If I had a dollar for every time someone asked me why there’s no Indian food in Wicker Park, I’d have enough money to open my own Indian restaurant (something I’ve given serious thought to). How the WP went this long without it, we’ll never know. What matters now is that the wait is over. With the arrival of Cumin, you can finally pick up some biryani with your gold American Apparel stretch pants.
As excited as everyone is about the arrival of Cumin (and let me tell you, the packed house is positively giddy), I’m hoping that people aren’t just sticking to their usual butter chicken and are taking notice of the Nepali stuff on the menu. For the last six years, chef Min Thapa has been cooking at Evanston’s Mt. Everest, one of only three Nepali restaurants in Chicagoland (the others being Highland Park’s Curry Hut and Chicago Curry House in the South Loop, both from the same owner). So when Sanjeev Karmacharya, Nepalese himself, decided to open Cumin, he knew Thapa was his ace in the hole. Judging by everything I’ve tasted so far, he couldn’t have made a better choice.

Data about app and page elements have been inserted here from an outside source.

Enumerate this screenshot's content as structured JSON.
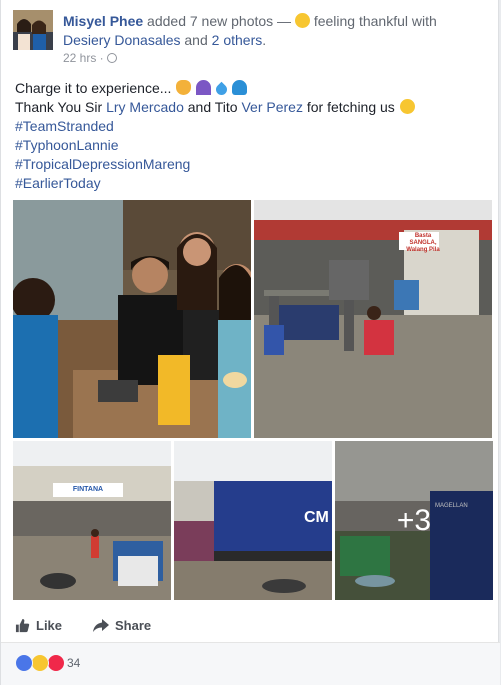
{
  "post": {
    "author": "Misyel Phee",
    "action_text": "added 7 new photos —",
    "feeling": "feeling thankful with",
    "tagged_1": "Desiery Donasales",
    "and_text": "and",
    "tagged_others": "2 others",
    "period": ".",
    "time": "22 hrs ·",
    "line1": "Charge it to experience...",
    "line2_a": "Thank You Sir",
    "line2_name1": "Lry Mercado",
    "line2_b": "and Tito",
    "line2_name2": "Ver Perez",
    "line2_c": "for fetching us",
    "hashtags": [
      "#TeamStranded",
      "#TyphoonLannie",
      "#TropicalDepressionMareng",
      "#EarlierToday"
    ],
    "photo_sign_1": "Basta SANGLA, Walang Pila",
    "photo_sign_2": "FINTANA",
    "container_text": "CM",
    "container_brand": "MAGELLAN",
    "more_photos": "+3"
  },
  "actions": {
    "like": "Like",
    "share": "Share"
  },
  "reactions": {
    "count": "34"
  },
  "colors": {
    "link": "#365899",
    "like_blue": "#4a76e8",
    "love_red": "#f0284a",
    "wow_yellow": "#f7c631"
  }
}
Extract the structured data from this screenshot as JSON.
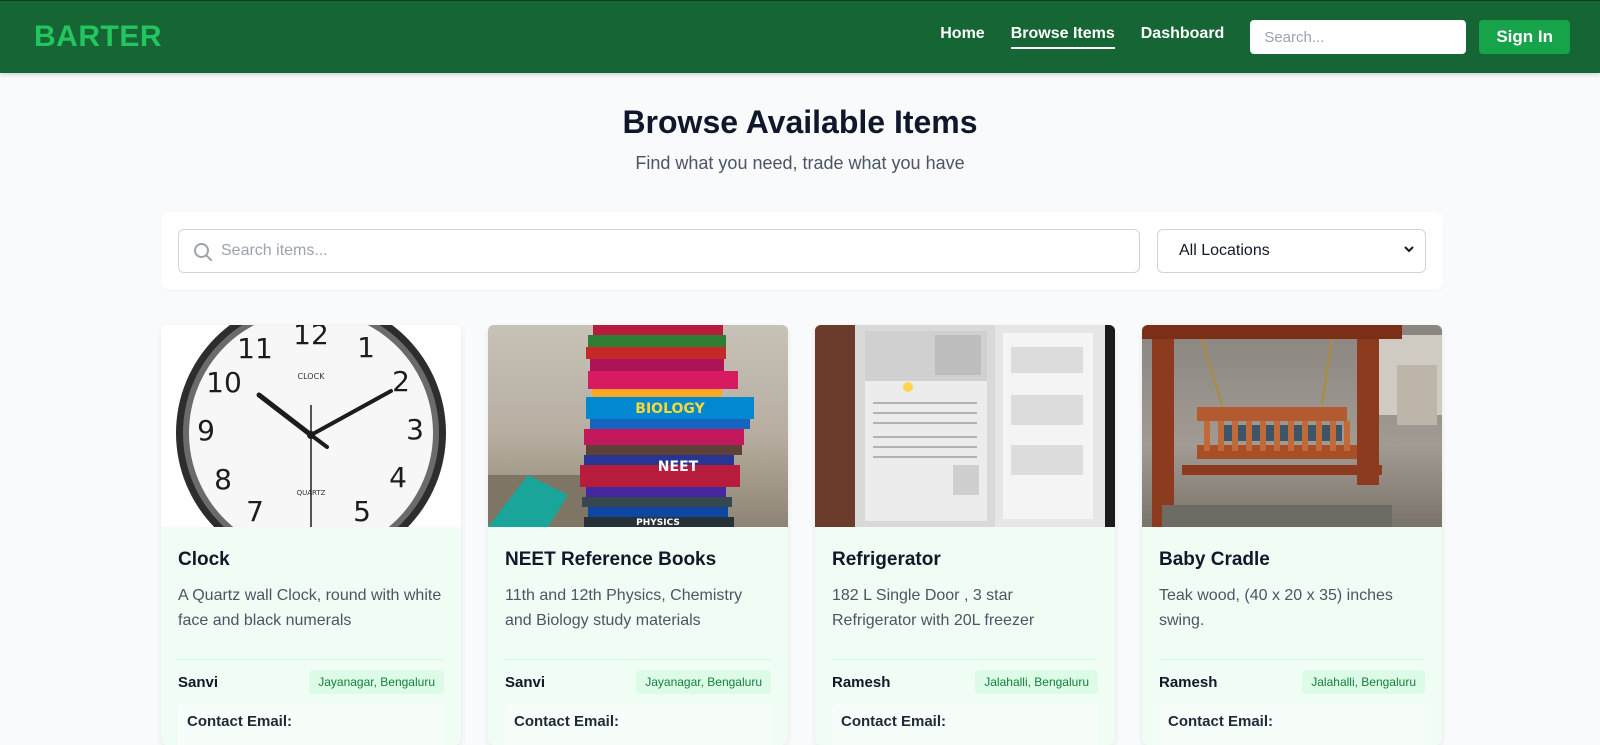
{
  "nav": {
    "logo": "BARTER",
    "links": [
      "Home",
      "Browse Items",
      "Dashboard"
    ],
    "active_link": "Browse Items",
    "search_placeholder": "Search...",
    "signin_label": "Sign In"
  },
  "hero": {
    "title": "Browse Available Items",
    "subtitle": "Find what you need, trade what you have"
  },
  "filters": {
    "search_placeholder": "Search items...",
    "location_selected": "All Locations"
  },
  "items": [
    {
      "title": "Clock",
      "description": "A Quartz wall Clock, round with white face and black numerals",
      "owner": "Sanvi",
      "location": "Jayanagar, Bengaluru",
      "contact_label": "Contact Email:",
      "image_icon": "clock-photo"
    },
    {
      "title": "NEET Reference Books",
      "description": "11th and 12th Physics, Chemistry and Biology study materials",
      "owner": "Sanvi",
      "location": "Jayanagar, Bengaluru",
      "contact_label": "Contact Email:",
      "image_icon": "books-photo",
      "image_text": [
        "NEET",
        "BIOLOGY",
        "PHYSICS"
      ]
    },
    {
      "title": "Refrigerator",
      "description": "182 L Single Door , 3 star Refrigerator with 20L freezer",
      "owner": "Ramesh",
      "location": "Jalahalli, Bengaluru",
      "contact_label": "Contact Email:",
      "image_icon": "refrigerator-photo"
    },
    {
      "title": "Baby Cradle",
      "description": "Teak wood, (40 x 20 x 35) inches swing.",
      "owner": "Ramesh",
      "location": "Jalahalli, Bengaluru",
      "contact_label": "Contact Email:",
      "image_icon": "cradle-photo"
    }
  ],
  "colors": {
    "nav_bg": "#166534",
    "logo": "#22c55e",
    "signin_bg": "#16a34a",
    "card_bg": "#f0fdf4",
    "badge_bg": "#dcfce7",
    "badge_text": "#15803d"
  }
}
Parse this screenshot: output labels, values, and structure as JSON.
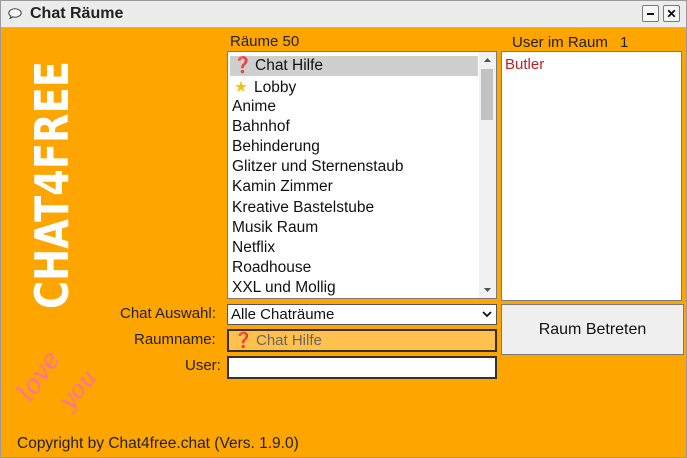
{
  "window": {
    "title": "Chat Räume",
    "title_icon": "chat-bubble-icon",
    "minimize_icon": "minimize-icon",
    "close_icon": "close-icon"
  },
  "branding": {
    "logo_text": "CHAT4FREE",
    "love_text_1": "love",
    "love_text_2": "you"
  },
  "rooms": {
    "header": "Räume 50",
    "items": [
      {
        "label": "Chat Hilfe",
        "icon": "question-icon",
        "selected": true
      },
      {
        "label": "Lobby",
        "icon": "star-icon",
        "selected": false
      },
      {
        "label": "Anime"
      },
      {
        "label": "Bahnhof"
      },
      {
        "label": "Behinderung"
      },
      {
        "label": "Glitzer und Sternenstaub"
      },
      {
        "label": "Kamin Zimmer"
      },
      {
        "label": "Kreative Bastelstube"
      },
      {
        "label": "Musik Raum"
      },
      {
        "label": "Netflix"
      },
      {
        "label": "Roadhouse"
      },
      {
        "label": "XXL und Mollig"
      }
    ]
  },
  "users": {
    "header": "User im Raum",
    "count": "1",
    "items": [
      "Butler"
    ]
  },
  "form": {
    "chat_select_label": "Chat Auswahl:",
    "chat_select_value": "Alle Chaträume",
    "roomname_label": "Raumname:",
    "roomname_value": "Chat Hilfe",
    "user_label": "User:",
    "user_value": ""
  },
  "enter_button": "Raum Betreten",
  "copyright": "Copyright by Chat4free.chat (Vers. 1.9.0)",
  "colors": {
    "background": "#ffa500",
    "roomname_field": "#ffc04d",
    "user_name": "#c02020"
  }
}
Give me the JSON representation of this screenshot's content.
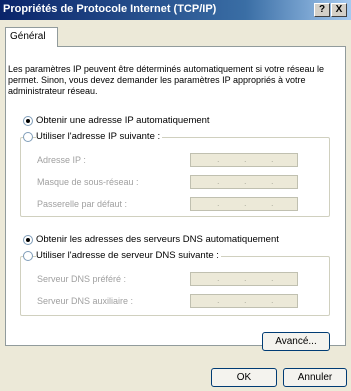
{
  "window": {
    "title": "Propriétés de Protocole Internet (TCP/IP)",
    "help_label": "?",
    "close_label": "X"
  },
  "tab": {
    "label": "Général"
  },
  "description": "Les paramètres IP peuvent être déterminés automatiquement si votre réseau le permet. Sinon, vous devez demander les paramètres IP appropriés à votre administrateur réseau.",
  "ip": {
    "auto_label": "Obtenir une adresse IP automatiquement",
    "manual_label": "Utiliser l'adresse IP suivante :",
    "auto_selected": true,
    "fields": [
      {
        "label": "Adresse IP :",
        "value": ""
      },
      {
        "label": "Masque de sous-réseau :",
        "value": ""
      },
      {
        "label": "Passerelle par défaut :",
        "value": ""
      }
    ]
  },
  "dns": {
    "auto_label": "Obtenir les adresses des serveurs DNS automatiquement",
    "manual_label": "Utiliser l'adresse de serveur DNS suivante :",
    "auto_selected": true,
    "fields": [
      {
        "label": "Serveur DNS préféré :",
        "value": ""
      },
      {
        "label": "Serveur DNS auxiliaire :",
        "value": ""
      }
    ]
  },
  "buttons": {
    "advanced": "Avancé...",
    "ok": "OK",
    "cancel": "Annuler"
  },
  "ip_separator": "."
}
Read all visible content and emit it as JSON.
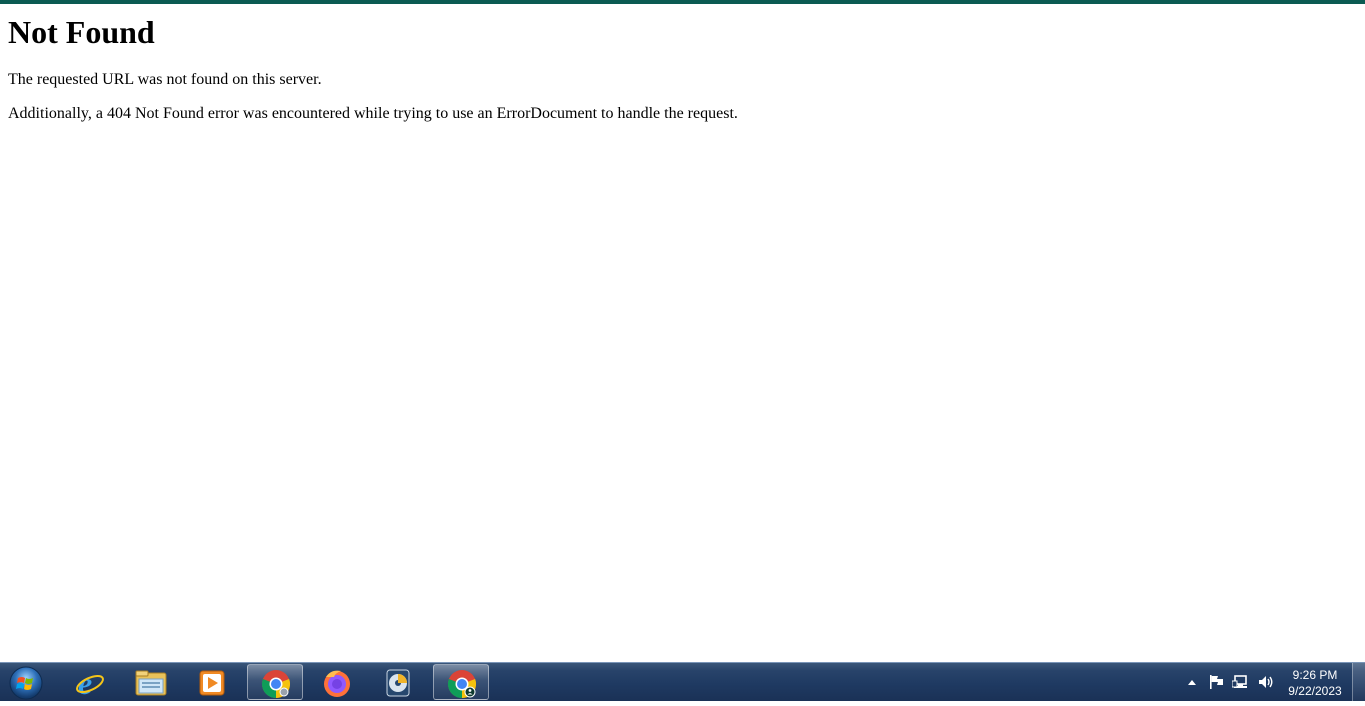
{
  "browser": {
    "accent_color": "#0b5b52"
  },
  "page": {
    "heading": "Not Found",
    "message": "The requested URL was not found on this server.",
    "detail": "Additionally, a 404 Not Found error was encountered while trying to use an ErrorDocument to handle the request."
  },
  "taskbar": {
    "start_icon": "windows-orb-icon",
    "pinned": [
      {
        "icon": "internet-explorer-icon",
        "active": false
      },
      {
        "icon": "file-explorer-icon",
        "active": false
      },
      {
        "icon": "media-player-icon",
        "active": false
      },
      {
        "icon": "chrome-icon",
        "active": true
      },
      {
        "icon": "firefox-icon",
        "active": false
      },
      {
        "icon": "media-center-icon",
        "active": false
      },
      {
        "icon": "chrome-profile-icon",
        "active": true
      }
    ],
    "tray": {
      "icons": [
        "show-hidden-icons-icon",
        "action-center-flag-icon",
        "network-icon",
        "volume-icon"
      ],
      "time": "9:26 PM",
      "date": "9/22/2023"
    }
  }
}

To say that Nepali food is pretty much the same as Indian food isn’t a complete lie, but it is a bit of a generalization. Quick geography refresher: Nepal is bordered on its south by India and shares its northern border with China. Probably the biggest example of the Chinese influence on Nepali food is the quick cooking of certain dishes. Meats that sit in gravies to braise away throughout the day are traditional in India, but in Nepal, it’s pretty common to use a wok-like kadai to quickly sear meat in ginger-garlic paste before tossing in fresh vegetables. At Cumin, the best example of the fresh, clean flavors brought out via this stir-fry style is the paalungoko saag, whole spinach leaves sautéed with caramelized garlic until just wilted and coated in a trinity of seeds: fenugreek, mustard and the ubiquitous restaurant namesake. Fresh tomatoes and slivers of ginger add a finishing dose of brightness. Couple this dish with the parvate aalu tama ra bodi. It’s worth stumbling through the pronunciation to get another example of vegetables that haven’t been cooked within an inch of their life. This time it’s a trio of potatoes, bamboo shoots and black-eyed peas, al dente and infused with heady cumin, coriander and turmeric.
For a shift in flavors, head toward the Nepali meat dishes, heavy with goat, which is a staple in that part of the world. As tender as lamb but a bit leaner like venison, the goat’s flavor is best appreciated at Cumin in the bhutuwa, the meat flash-cooked in a bit of oil-based paste carrying heat from chile powder and sweetness from garam masala. Bell peppers, green chiles and onions give texture, but the real crunch comes from the chewra alongside, flattened rice crisped up with caraway seeds, intended to be sprinkled over the dish like Chex Mix pixie dust.
Chef Thapa’s right-hand man in the kitchen is Nepali as well, and he works the tandoor with finesse. The chicken chili is proof, the boneless hunks going from the tandoor straight to a pasty sauce of fresh tomatoes, made infinitely more interesting with chile sauce, a hit of vinegar and a splash of soy sauce (there’s China again). And if the peppery biryani is any indication, Thapa is no slouch with his neighboring cuisine either. Still, ignoring the Nepalese dishes here is like going to a beer bar and ordering wine. You can do it, sure—but you’ll only be making the point that you should probably be somewhere else.